Formed around concerns about unregulated development, Abaco Defenders took a step forward by asking an independent scientist to visit Sand Banks/Gunpowder Creek in Treasure Cay to verify the health of and life in the creek.
According to a group representative, “When work was done here by Treasure Sands, no environmental impact study was performed, so we, as a community, had no way of knowing how this creek would be affected, and what was in it to affect. Since the Government and the developer were not providing that information we decided to try and get it for ourselves.”
Zach Zuckerman, a researcher for the Cape Eleuthera Institute volunteered to come and do a quick survey of the creek area on Saturday, April 5th. Olivia Patterson, the Program Coordinator from Friends of the Environment, joined him and a group from Treasure Cay to kayak and snorkel through the creeks. Together they found a creek teeming with life.
He stated that as Sand Banks Creek contains dense turtle grass the area supports a high density of turtles. Throughout the day they saw at least 75-100 turtles of three species. There is a high density of sub-adult lemon sharks, as they were able to see more than 25 individuals ranging 3-6 feet in length. The creek boasts large areas of submerged mangrove prop roots, and a variety of habitat types, which is important to a healthy creek system.
Particular areas contained dense mats of Laurencia algae, which are critical habitat for the juvenile Nassau grouper that were observed in ledge and grass habitats. Crawfish ranging from juvenile to harvest-able size were present in rock ledges as well as ledges found beneath red mangrove roots. Medium to large mutton and adult grey snapper were also in abundance, which are important mid-range predators to assist in keeping the system healthy. Bonefish, an important species for eco-tourism, were also found in healthy numbers.
He stated that continued disturbance, from activities related to large scale development, may have a negative impact on species assemblage and abundances. If any works in and around the creek do take place he recommended an ongoing assessment of species to provide data to monitor the impact on continued health of the creek.

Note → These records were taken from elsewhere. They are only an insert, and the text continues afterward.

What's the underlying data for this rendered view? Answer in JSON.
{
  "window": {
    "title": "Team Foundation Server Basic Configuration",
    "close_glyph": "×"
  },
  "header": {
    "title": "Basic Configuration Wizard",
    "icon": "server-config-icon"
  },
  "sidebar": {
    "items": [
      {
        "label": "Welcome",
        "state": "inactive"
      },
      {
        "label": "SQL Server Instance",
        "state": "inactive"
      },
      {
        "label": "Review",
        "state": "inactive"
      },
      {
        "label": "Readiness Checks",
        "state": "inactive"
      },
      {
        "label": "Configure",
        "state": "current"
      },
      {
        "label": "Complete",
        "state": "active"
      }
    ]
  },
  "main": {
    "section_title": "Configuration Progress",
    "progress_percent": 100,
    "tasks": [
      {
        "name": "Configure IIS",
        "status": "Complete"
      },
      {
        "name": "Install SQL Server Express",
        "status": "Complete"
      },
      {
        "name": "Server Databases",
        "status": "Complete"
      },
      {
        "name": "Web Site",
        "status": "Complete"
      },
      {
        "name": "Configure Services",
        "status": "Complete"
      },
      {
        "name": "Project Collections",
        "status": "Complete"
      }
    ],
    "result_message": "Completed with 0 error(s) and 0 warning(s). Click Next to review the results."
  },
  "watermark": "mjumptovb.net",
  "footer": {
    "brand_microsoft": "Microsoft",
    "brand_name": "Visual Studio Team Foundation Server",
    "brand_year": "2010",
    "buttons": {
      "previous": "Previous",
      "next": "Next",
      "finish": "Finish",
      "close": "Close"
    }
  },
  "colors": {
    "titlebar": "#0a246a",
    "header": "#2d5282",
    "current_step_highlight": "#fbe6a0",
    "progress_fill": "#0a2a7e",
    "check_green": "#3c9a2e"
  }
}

That evening Mr. Zuckerman volunteered to host an educational session on the importance of mangroves based on the work that is taking place in Eleuthera. It was a well-attended session, people seemed interested to learn the role that mangroves play in protecting nearby land from storm surges and their importance as juvenile habitat for critical species like grouper and snapper.
After the talk, the question and answer session turned to the work that has been done in the area.
Fiona Bootle from Abaco Defenders rose and spoke about the group’s concerns that a full development proposal had not been provided for review. She added that local Councils are being asked to approve independent buildings without knowing how they fit into the larger picture and the story about the size and location of the development continues to change over time, so it is difficult to know how the creek and community will be affected.
Concerns about the increased potential for flooding were also raised as well as the historical importance of the area as a portion of the Carleton landing site. They assured residents that they were not against the development, they just want to know what is it and how the community will be impacted before it moves forward. An area such as this, once damaged, takes a great deal of time and money to restore.
Abaco Defenders explained that they are working to try and get those answers. They have become a community partner with Save The Bays, which is currently assisting other local groups around the country in holding the Government accountable to their own laws when it comes to development.
Bootle encouraged people with concerns to reach out to Abaco Defenders, as they are here to work with the community and protect the environment of the Bahamas, which is critical to the economy and quality of life in the country.